#### [Exercise brief]
The records appear below. Copy each one exactly.

(Component data from apps and pages)
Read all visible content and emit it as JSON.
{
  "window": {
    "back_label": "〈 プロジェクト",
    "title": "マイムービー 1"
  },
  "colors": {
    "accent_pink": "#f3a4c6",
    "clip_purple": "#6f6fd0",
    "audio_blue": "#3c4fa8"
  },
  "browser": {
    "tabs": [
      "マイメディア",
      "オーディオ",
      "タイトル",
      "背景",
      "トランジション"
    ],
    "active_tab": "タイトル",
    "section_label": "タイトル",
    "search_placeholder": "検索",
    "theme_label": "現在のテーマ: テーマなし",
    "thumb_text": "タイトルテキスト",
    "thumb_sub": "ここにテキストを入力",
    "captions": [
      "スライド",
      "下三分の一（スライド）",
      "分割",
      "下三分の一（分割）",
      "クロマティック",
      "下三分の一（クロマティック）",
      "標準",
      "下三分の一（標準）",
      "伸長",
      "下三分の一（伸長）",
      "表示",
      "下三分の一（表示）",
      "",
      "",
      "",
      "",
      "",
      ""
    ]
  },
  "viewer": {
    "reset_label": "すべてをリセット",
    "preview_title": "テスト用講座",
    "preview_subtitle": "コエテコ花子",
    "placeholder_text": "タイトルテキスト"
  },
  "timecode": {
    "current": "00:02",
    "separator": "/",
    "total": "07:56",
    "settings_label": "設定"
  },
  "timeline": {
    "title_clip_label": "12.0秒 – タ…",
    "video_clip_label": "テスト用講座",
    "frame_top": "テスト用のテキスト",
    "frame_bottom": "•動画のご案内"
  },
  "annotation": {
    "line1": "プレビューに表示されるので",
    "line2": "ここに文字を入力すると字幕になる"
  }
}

#### [Response to the exercise]
Read all visible content and emit it as JSON.
{
  "window": {
    "back_label": "〈 プロジェクト",
    "title": "マイムービー 1"
  },
  "colors": {
    "accent_pink": "#f3a4c6",
    "clip_purple": "#6f6fd0",
    "audio_blue": "#3c4fa8"
  },
  "browser": {
    "tabs": [
      "マイメディア",
      "オーディオ",
      "タイトル",
      "背景",
      "トランジション"
    ],
    "active_tab": "タイトル",
    "section_label": "タイトル",
    "search_placeholder": "検索",
    "theme_label": "現在のテーマ: テーマなし",
    "thumb_text": "タイトルテキスト",
    "thumb_sub": "ここにテキストを入力",
    "captions": [
      "スライド",
      "下三分の一（スライド）",
      "分割",
      "下三分の一（分割）",
      "クロマティック",
      "下三分の一（クロマティック）",
      "標準",
      "下三分の一（標準）",
      "伸長",
      "下三分の一（伸長）",
      "表示",
      "下三分の一（表示）",
      "",
      "",
      "",
      "",
      "",
      ""
    ]
  },
  "viewer": {
    "reset_label": "すべてをリセット",
    "preview_title": "テスト用講座",
    "preview_subtitle": "コエテコ花子",
    "placeholder_text": "タイトルテキスト"
  },
  "timecode": {
    "current": "00:02",
    "separator": "/",
    "total": "07:56",
    "settings_label": "設定"
  },
  "timeline": {
    "title_clip_label": "12.0秒 – タ…",
    "video_clip_label": "テスト用講座",
    "frame_top": "テスト用のテキスト",
    "frame_bottom": "•動画のご案内"
  },
  "annotation": {
    "line1": "プレビューに表示されるので",
    "line2": "ここに文字を入力すると字幕になる"
  }
}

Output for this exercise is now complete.